Land Protection Methods
Bill Collins, Executive Director, Thumb Land Conservancy
I’ve worked as an ecologist and wetland consultant for 25 years. If you are counting on wetlands or rare species to protect a treasured natural area near you, think again. While I’ve had some success in protection, I’ve seen areas with extensive wetlands, old-growth forest, Endangered or Threatened species, significant wildlife values, and even an ancient Native American burial site, all destroyed by development.
If you are hoping that certain agencies or organizations will come to the rescue, it’s very unlikely. Trust me. On some sites we’ve tried just about everything. We’ve even gone to court and presented information to agencies and politicians at higher levels than you might imagine. You should also know that even when regulatory protection is successful, it is within a very specific statutory framework particular to a resource. So, for example, while much of a site may be protected as wetland, it doesn’t mean that the owner can’t clear-cut the forest. Regulatory success may also be temporary, lasting only until the next challenge by the landowner and their team of consultants and attorneys, or until the next legislative or rule changes affect the resource regulation. We’ve had a lot of changes in wetland regulation over the past 5 or 6 years in Michigan.
Regarding the various organizations working in nature preservation, just like the TLC, they all have specific missions and target areas. The statewide groups are usually only interested in natural areas or species that are of significance on a statewide, ecoregional, or sometimes even global level. Other groups are largely dedicated to particular values such as water quality, certain types of wildlife, certain natural communities, or agricultural lands.
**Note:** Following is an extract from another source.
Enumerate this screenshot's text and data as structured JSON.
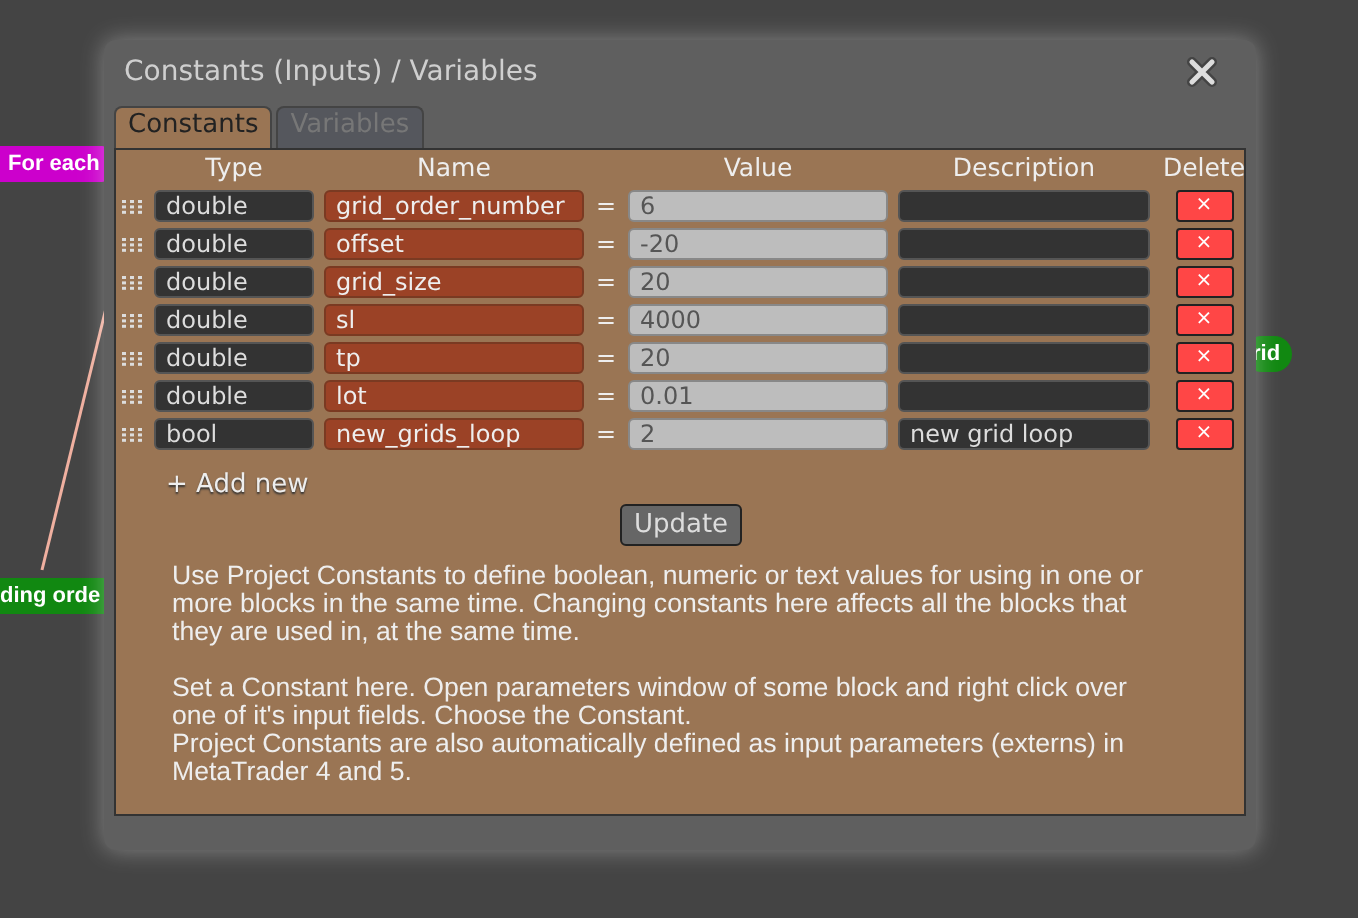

In my years of ecological work, both as a private consultant and previously having worked for The Nature Conservancy and on a brief contract basis with the Michigan Department of Natural Resources Wildlife Division and the Michigan Nature Association, I noticed that other parts of Michigan get much of the attention while the Thumb has been mostly left out. An exception to this is the early history of the Michigan Nature Association, but that’s another story. There has been some effort to protect the Saint Clair River delta, including Dickinson Island, Harsens Island, and the Algonac State Park vicinity. The Saint Clair River has had a lot of funding. Much of the Minden Bog in Sanilac County has been protected. There has been a fair amount of attention given to lands along the Saginaw Bay. But otherwise, the Thumb seems to have been largely ignored by State and federal efforts, even though we have a lot of great natural features here. Only in recent years have I heard anything about the Port Huron State Game Area being recognized as the significant natural area that it is.
So, the message here is, if you want to make sure natural lands are protected, it is best to be proactive about it. That means, before the for-sale signs go up, before you read about it in the newspaper, before the public notice for a permit application, and before the heavy equipment arrives on site, you need to get the land under a conservation easement or you need to make sure it is owned by a conservancy or other owner committed to long-term preservation. I fully realize that the prospects are daunting and sometimes it’s just impossible I guess. But, at the risk of giving you just another cliché, you truly don’t know until you try.
In an effort to help anyone interested in preservation, the TLC has produced a summary of various land protection methods. The pages of this document are provided below. Donations and conservation easements are standard for land conservancies. Other methods, like reserved life estates, are more elaborate but provide greater flexibility. Still other options, like deeded access, are on the edge of being experimental, but could accomplish land protection where all else fails.
If you are interested in working to preserve any piece of land and bring the project to the TLC, we will try to work with you as best we can to help. You may have a project ready to go or it may just be a vague idea. Regardless, contact us and we will see what we can do together.